Other disgruntled Marvel creators began working for Malibu, which, fearful of putting all its eggs in the Image basket, was putting together plans for a shared universe—an “Ultraverse”—of its own characters. At a Scottsdale, Arizona, resort hotel, seven creators—including Steve Gerber and Steve Englehart—brainstormed in conference rooms, by tennis courts, and next to the swimming pool. They wouldn’t own the characters they created for Malibu, but they’d get a bigger share of profits than they would from Marvel. Even more important, they could follow their imaginations to the limit, creating comics about, say, a superhero who needed alcohol to manifest his powers, or a corrupt cop who was reincarnated as a sentient mass of sewage. Gerber and Englehart had grown frustrated with the thirty years of backstory baggage involved in writing Marvel characters, with having to ask editors for permission every time they wrote a line of dialogue. Walking around the complex at the end of the weekend, Gerber turned to Englehart. “This is what Marvel used to be like.”

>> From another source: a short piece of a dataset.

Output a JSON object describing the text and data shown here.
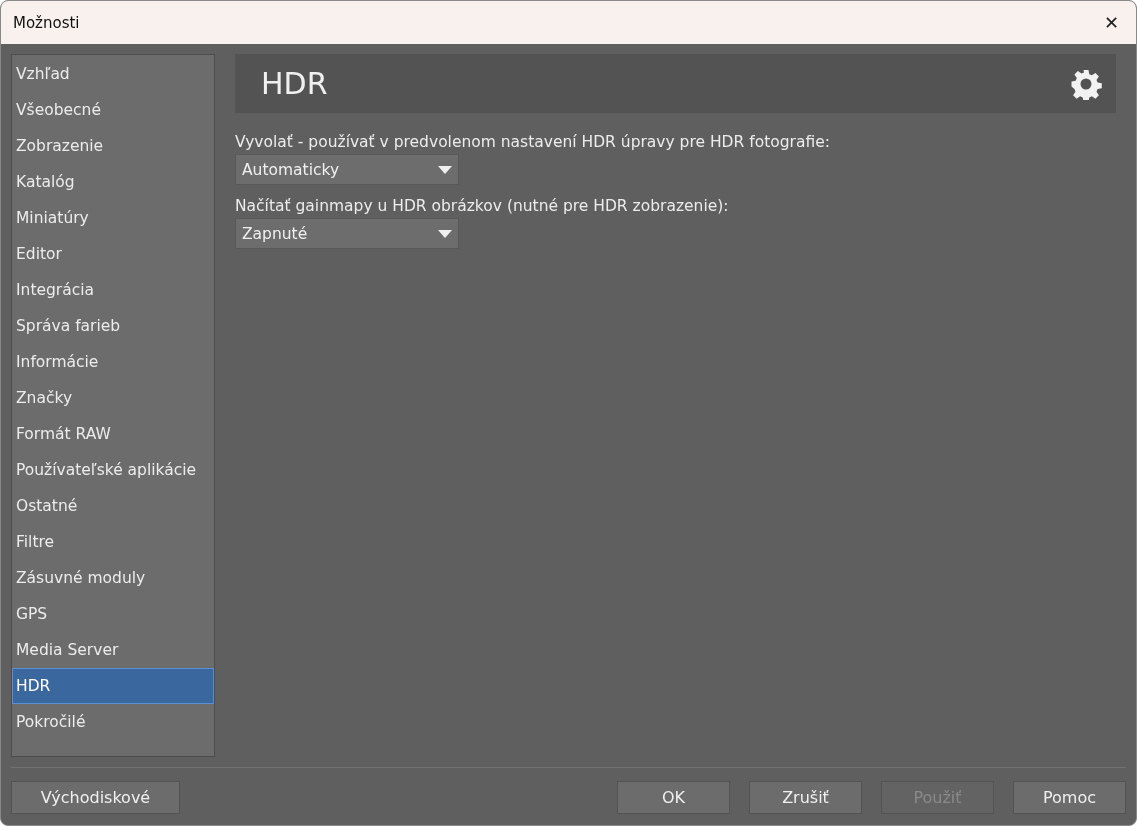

Huh. I had no inkling of what the ideas behind Malibu Comics were at the time, this suddenly makes me want to find and read this stuff. Although the art on those covers has mostly the opposite effect.